As commonly said, strength is a marathon, not a sprint. It’s years that make you strong, not three good months then sitting on the couch trying to rehab a bad groin.
To make sure you keep on, we are going over the most common injuries and how to avoid them in the first place.
That sore hip/glute flare-up to one side
This happens a lot if you fire out of the hole with the bar wonky. You see lots of people with the bar not straight from set one.
We can not emphasise this enough, if your mobility is asymmetric, you will not squat symmetric.
If you have had an ankle, hip or knee injury on one side this will cause an issue. If you have done a side dominant sport (almost every sport) this may cause an issue.
- Film your top sets and occasionally warmups. If something is uneven, it’s your only priority to fix it.
- Chill in the bottom of a squat with the bar (or bar and a pair of plates if you are a big dude) and let your body open up before going heavier

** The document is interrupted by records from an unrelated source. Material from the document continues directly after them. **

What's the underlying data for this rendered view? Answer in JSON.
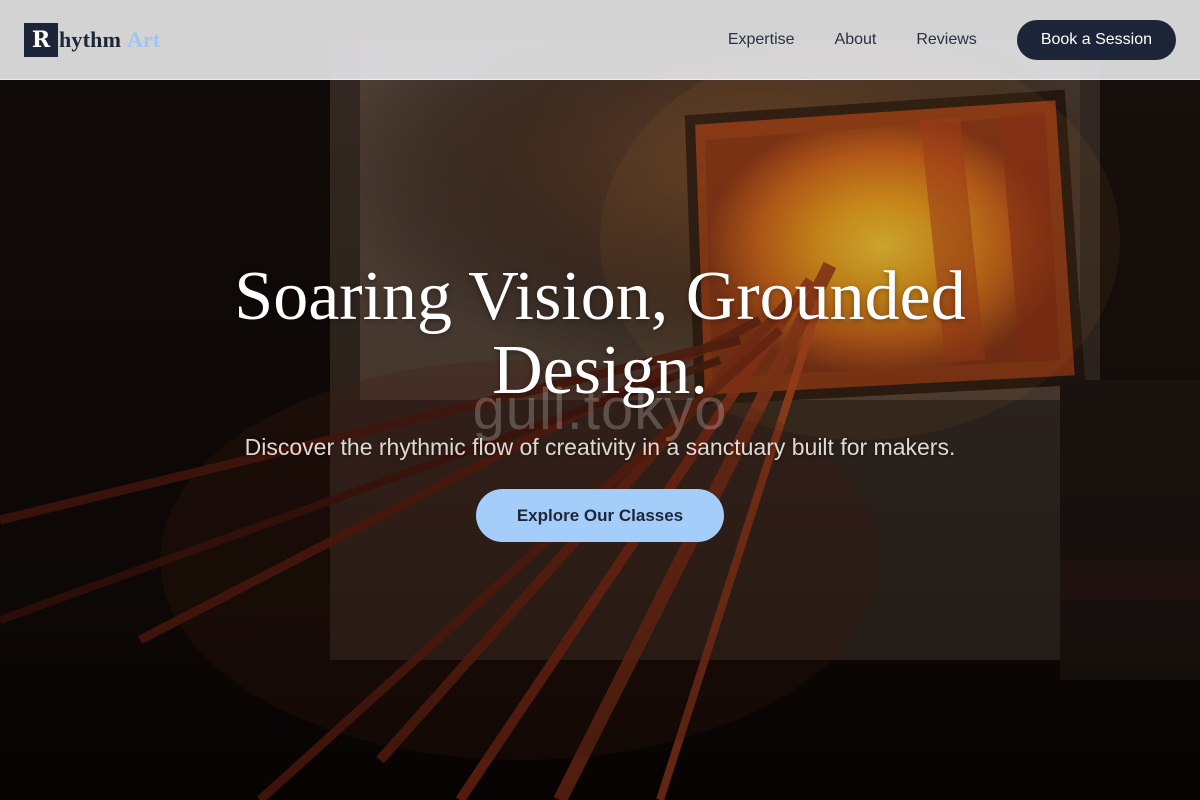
{
  "header": {
    "logo_mark": "R",
    "logo_word": "hythm",
    "logo_accent": "Art",
    "nav": [
      {
        "label": "Expertise"
      },
      {
        "label": "About"
      },
      {
        "label": "Reviews"
      }
    ],
    "cta_label": "Book a Session"
  },
  "hero": {
    "title_line1": "Soaring Vision, Grounded",
    "title_line2": "Design.",
    "watermark": "gull.tokyo",
    "subtitle": "Discover the rhythmic flow of creativity in a sanctuary built for makers.",
    "cta_label": "Explore Our Classes"
  },
  "colors": {
    "brand_dark": "#1d2638",
    "accent_light_blue": "#a5cdfa",
    "logo_accent": "#9cc6f7",
    "header_bg": "#e2e2e4"
  }
}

- Stretch the tighter of your glutes, hammies, quads, calves, ankles, shoulders until its even
I had an ankle injury (a simple ankle roll) that ended up causing a stack of injuries when I fired out of a hole uneven. This was a hard lesson to learn.
Training is more important than recovery
It’s very easy to get fixated on the hours you slept, the latest gadget and the number of grams of protein you ate. None of those things matter if you are not creating enough stress during your training sessions.
In the vast majority of training stalls, you need more stress, not less. Your body has become very adapted at lifting and becomes a real jerk to coerce to do more.
The exceptions to this are
- Newbies and coming back after a layoff, where it’s very easy to outwork your body
- Work stress destroying you
- Relationship stress destroying you
Remember, stress accumulates over time, but training only stress is normally recoverable. You are far better off erring on the side of hard work and having a planned deload week every 8-10 weeks, then leaving sets behind at the gym.
- Plan training blocks that add stress every week, then deload after 8-10
- Try not to obsess about things you can’t control
- Understand that you are a system built to recover from stress and nutrition is not locked into a 24 hour period. If you eat bad one day, eat better the next. You are going catabolic
Your shoulders are not indestructible
Between low bar squats and heavy bench, your shoulders take a beating. It’s very rare to see a long term lifter that hasn’t had some sort of shoulder niggle.
Our advice is,
- At the slightest niggle, move to high bar and move some dumbbell work into chest day – even with parallel grip and elbows in.
- Include some level of overhead pull (chins or pulldowns) with a variety of grips.
- Do not ‘ram’ yourself into low bar position and have your elbows pointing to the back of the room.
When you low bar, you should be able to get the bar below/on rear delts with your elbows down, and be tight enough when you fire out of the hole that your elbows don’t float up and push the bar forward.
If you are reading this and have lost body fat before, you really realise how much easier that position is to get into. If you are a big guy, try to really open up your pecs and possible dead hang from a bar to open up your shoulders before a big squat day
Take linear progression seriously
Not improving your numbers will do your head in. Once you progress through, you will rarely be tapered and primed to compete with your ‘best day’ numbers, especially if they are in comp.
The best advice we can give is to track 1RM, 3RM and 5RM at bodyweights. If you are 10kg lighter, it’s hard to hit your best bench, but you probably are leaner. If you gained 20kg in a year, your numbers should be higher (or you have just added bodyfat).
The gram is a great place for this, or just the notes section of your phone.
That’s it. Useful advice from a team of lifters that has done respectable numbers due to a long-term grind. None of us squatted 200 overnight but we all got there.